(Stored dataset items)
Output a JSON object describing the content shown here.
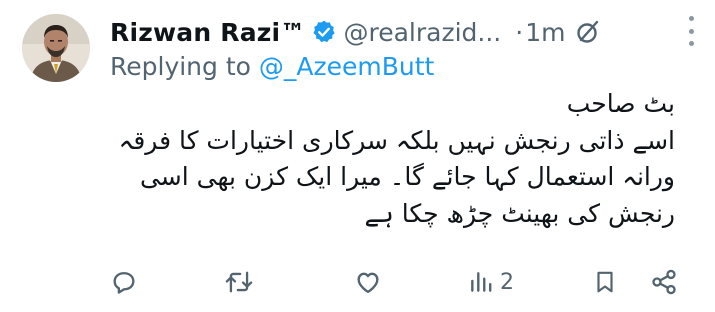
{
  "tweet": {
    "author_name": "Rizwan Razi™",
    "handle": "@realrazid...",
    "separator": "·",
    "time": "1m",
    "replying_to_label": "Replying to",
    "replying_to_handle": "@_AzeemButt",
    "lines": [
      "بٹ صاحب",
      "اسے ذاتی رنجش نہیں بلکہ سرکاری اختیارات کا فرقہ",
      "ورانہ استعمال کہا جائے گا۔ میرا ایک کزن بھی اسی",
      "رنجش کی بھینٹ چڑھ چکا ہے"
    ]
  },
  "actions": {
    "reply": {
      "icon": "reply-icon"
    },
    "retweet": {
      "icon": "retweet-icon"
    },
    "like": {
      "icon": "heart-icon"
    },
    "views": {
      "icon": "views-icon",
      "count": "2"
    },
    "bookmark": {
      "icon": "bookmark-icon"
    },
    "share": {
      "icon": "share-icon"
    }
  },
  "colors": {
    "link": "#1d9bf0",
    "muted": "#536471",
    "text": "#0f1419",
    "verified": "#1d9bf0"
  }
}
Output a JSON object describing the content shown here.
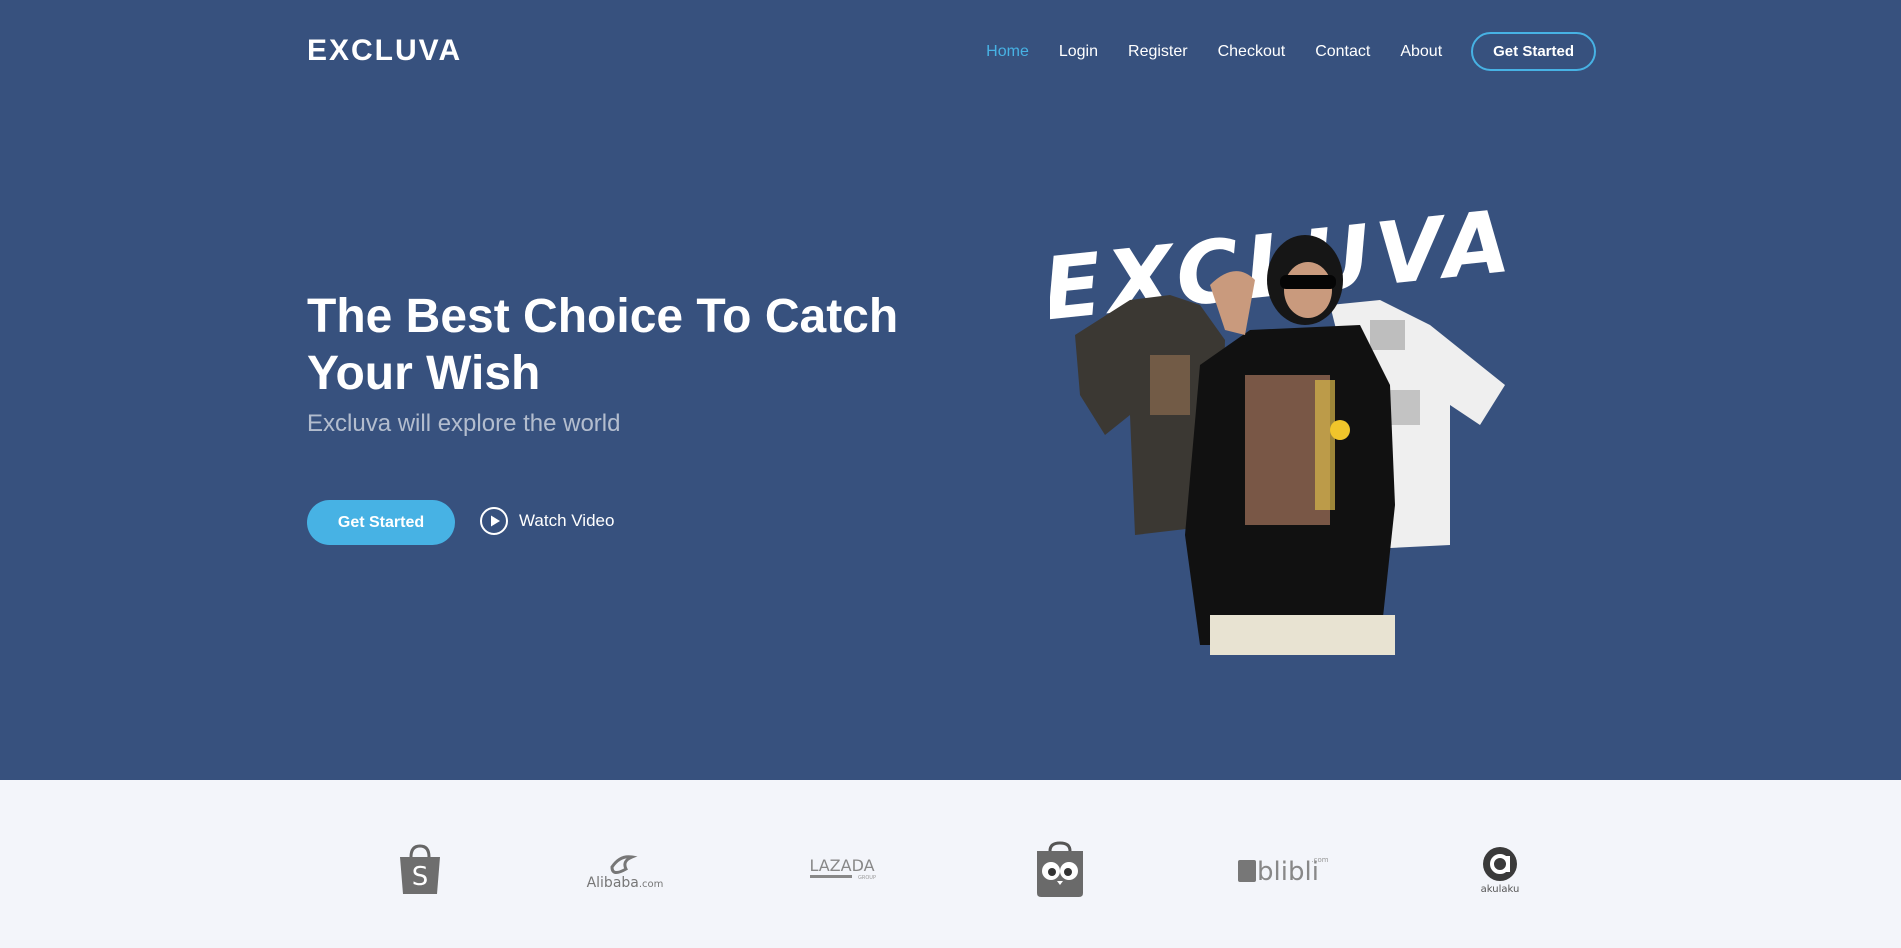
{
  "brand": {
    "name": "EXCLUVA"
  },
  "nav": {
    "items": [
      {
        "label": "Home",
        "active": true
      },
      {
        "label": "Login",
        "active": false
      },
      {
        "label": "Register",
        "active": false
      },
      {
        "label": "Checkout",
        "active": false
      },
      {
        "label": "Contact",
        "active": false
      },
      {
        "label": "About",
        "active": false
      }
    ],
    "cta_label": "Get Started"
  },
  "hero": {
    "title": "The Best Choice To Catch Your Wish",
    "subtitle": "Excluva will explore the world",
    "primary_button": "Get Started",
    "video_link": "Watch Video",
    "art_lettering": "EXCLUVA"
  },
  "partners": {
    "logos": [
      {
        "name": "Shopee",
        "icon": "shopee-logo"
      },
      {
        "name": "Alibaba.com",
        "icon": "alibaba-logo"
      },
      {
        "name": "LAZADA",
        "icon": "lazada-logo"
      },
      {
        "name": "Tokopedia",
        "icon": "tokopedia-logo"
      },
      {
        "name": "blibli.com",
        "icon": "blibli-logo"
      },
      {
        "name": "akulaku",
        "icon": "akulaku-logo"
      }
    ]
  },
  "colors": {
    "hero_background": "#37517e",
    "accent": "#47b2e4",
    "partners_background": "#f3f5fa"
  }
}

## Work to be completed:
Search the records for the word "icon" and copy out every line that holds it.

## Response:
      "icon": "reply-icon"
      "icon": "retweet-icon"
      "icon": "heart-icon"
      "icon": "views-icon",
      "icon": "bookmark-icon"
      "icon": "share-icon"
        "icon": "shopee-logo"
        "icon": "alibaba-logo"
        "icon": "lazada-logo"
        "icon": "tokopedia-logo"
        "icon": "blibli-logo"
        "icon": "akulaku-logo"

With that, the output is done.